The key problem with this argument is that in order to acquire natural immunity, you need to contract the virus with all of the associated risks.
Vaccines allow you to acquire a level of immunity without the risk associated with infection. If you later become infected and recover, you will likely benefit from hybrid immunity for future exposures, but it would be illogical to willingly get infected just so that you could acquire additional immunity against that which you just willingly infected yourself with!
Studies generally show that naturally acquired and vaccine induced immunity are comparable, or that naturally acquired immunity is slightly superior to, or longer lasting than vaccine induced immunity.
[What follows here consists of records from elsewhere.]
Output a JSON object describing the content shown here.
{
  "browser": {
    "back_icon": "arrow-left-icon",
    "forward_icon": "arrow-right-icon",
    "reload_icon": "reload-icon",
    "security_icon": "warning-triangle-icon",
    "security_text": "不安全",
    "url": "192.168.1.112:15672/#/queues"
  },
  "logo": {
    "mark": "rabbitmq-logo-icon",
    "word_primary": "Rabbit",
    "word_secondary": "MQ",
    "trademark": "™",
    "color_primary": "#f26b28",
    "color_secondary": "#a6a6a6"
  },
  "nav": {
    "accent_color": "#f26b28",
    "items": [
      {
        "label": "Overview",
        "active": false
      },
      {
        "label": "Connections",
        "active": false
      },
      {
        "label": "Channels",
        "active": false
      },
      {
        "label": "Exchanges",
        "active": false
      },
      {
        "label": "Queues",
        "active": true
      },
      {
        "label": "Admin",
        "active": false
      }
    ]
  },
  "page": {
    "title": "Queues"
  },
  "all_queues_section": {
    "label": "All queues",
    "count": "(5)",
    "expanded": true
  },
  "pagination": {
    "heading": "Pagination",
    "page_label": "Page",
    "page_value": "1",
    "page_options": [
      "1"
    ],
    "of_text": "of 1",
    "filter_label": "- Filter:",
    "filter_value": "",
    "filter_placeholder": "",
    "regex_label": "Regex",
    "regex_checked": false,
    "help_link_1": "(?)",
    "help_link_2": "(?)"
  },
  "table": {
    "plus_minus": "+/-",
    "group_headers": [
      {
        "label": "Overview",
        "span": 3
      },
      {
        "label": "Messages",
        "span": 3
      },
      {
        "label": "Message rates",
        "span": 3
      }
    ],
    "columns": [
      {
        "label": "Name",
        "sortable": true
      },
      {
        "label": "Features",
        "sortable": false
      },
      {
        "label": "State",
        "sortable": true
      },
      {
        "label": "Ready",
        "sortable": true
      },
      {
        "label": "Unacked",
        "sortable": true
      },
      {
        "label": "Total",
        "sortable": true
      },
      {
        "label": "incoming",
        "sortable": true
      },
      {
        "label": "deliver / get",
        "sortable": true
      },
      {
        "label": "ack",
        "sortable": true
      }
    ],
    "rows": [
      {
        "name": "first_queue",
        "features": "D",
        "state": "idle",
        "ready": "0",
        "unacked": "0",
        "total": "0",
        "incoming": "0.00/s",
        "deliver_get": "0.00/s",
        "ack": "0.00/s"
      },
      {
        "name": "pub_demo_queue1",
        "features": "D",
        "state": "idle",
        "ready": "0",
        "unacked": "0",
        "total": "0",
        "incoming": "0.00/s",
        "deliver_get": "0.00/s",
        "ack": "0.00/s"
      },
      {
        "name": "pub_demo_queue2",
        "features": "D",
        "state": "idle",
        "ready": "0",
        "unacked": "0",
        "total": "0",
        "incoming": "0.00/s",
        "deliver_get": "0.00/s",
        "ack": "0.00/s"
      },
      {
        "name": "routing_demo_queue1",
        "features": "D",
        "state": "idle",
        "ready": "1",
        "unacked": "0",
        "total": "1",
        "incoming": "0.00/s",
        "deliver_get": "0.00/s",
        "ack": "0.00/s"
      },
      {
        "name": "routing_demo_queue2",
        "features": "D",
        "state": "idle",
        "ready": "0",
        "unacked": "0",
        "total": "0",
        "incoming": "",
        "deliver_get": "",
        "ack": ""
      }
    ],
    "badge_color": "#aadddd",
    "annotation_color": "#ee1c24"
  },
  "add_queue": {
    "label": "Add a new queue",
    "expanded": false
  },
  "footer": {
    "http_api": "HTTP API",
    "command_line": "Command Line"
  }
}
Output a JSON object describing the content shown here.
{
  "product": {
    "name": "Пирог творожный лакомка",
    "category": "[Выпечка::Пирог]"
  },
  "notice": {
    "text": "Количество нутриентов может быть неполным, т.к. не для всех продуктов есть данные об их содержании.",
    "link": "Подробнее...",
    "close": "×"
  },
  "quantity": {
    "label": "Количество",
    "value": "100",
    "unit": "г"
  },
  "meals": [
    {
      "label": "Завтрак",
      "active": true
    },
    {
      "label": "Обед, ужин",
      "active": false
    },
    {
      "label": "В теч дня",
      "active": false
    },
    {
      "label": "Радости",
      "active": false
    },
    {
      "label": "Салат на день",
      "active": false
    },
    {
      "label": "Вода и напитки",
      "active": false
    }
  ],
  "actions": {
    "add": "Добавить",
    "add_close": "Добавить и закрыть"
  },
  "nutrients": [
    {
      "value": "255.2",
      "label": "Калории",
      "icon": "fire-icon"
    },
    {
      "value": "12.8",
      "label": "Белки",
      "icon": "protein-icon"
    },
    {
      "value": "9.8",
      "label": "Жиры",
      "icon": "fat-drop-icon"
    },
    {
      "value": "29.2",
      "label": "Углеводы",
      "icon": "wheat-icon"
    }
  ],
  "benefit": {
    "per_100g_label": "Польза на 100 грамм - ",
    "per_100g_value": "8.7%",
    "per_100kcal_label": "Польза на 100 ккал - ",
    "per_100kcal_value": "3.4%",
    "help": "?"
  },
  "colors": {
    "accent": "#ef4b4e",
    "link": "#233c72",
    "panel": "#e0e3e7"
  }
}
Studies consistently show that having both (hybrid immunity) is superior. Note: "hybrid immunity" can also refer to the mixing of different vaccines, which has also been shown to be beneficial.
"The significantly lower rates of all-cause ED visits, hospitalizations, and mortality in the vaccinated highlight the real-world benefits of vaccination. The data raise questions about the wisdom of reliance on natural immunity when safe and effective vaccines are available."
This is a large population study (535,694 individuals) in Indiana.
"A statistically significant decreased risk (hazard ratio, 0.18 [95% CI, 0.15 to 0.20]) for reinfection was found among persons who were previously infected and then vaccinated versus those who were previously infected but remained unvaccinated."
"Among patients who had recovered from Covid-19, the receipt of at least one dose of the BNT162b2 vaccine was associated with a significantly lower risk of recurrent infection."
"Infection-acquired immunity waned after 1 year in unvaccinated participants but remained consistently higher than 90% in those who were subsequently vaccinated, even in persons infected more than 18 months previously."
"Individuals who were both previously infected with SARS-CoV-2 and given a single dose of the vaccine gained additional protection against the Delta variant."
"This study found that among Kentucky residents who were previously infected with SARS-CoV-2 in 2020, those who were unvaccinated against COVID-19 had significantly higher likelihood of reinfection during May and June 2021. This finding supports the CDC recommendation that all eligible persons be offered COVID-19 vaccination, regardless of previous SARS-CoV-2 infection status."
"Persons previously infected with SARS-CoV-2 gained additional protection against reinfection and COVID-19 from a subsequent single dose of the BNT162b2 vaccine."
"Our results demonstrate that Omicron infection enhances preexisting immunity elicited by vaccines but, on its own, may not confer broad protection against non-Omicron variants in unvaccinated individuals."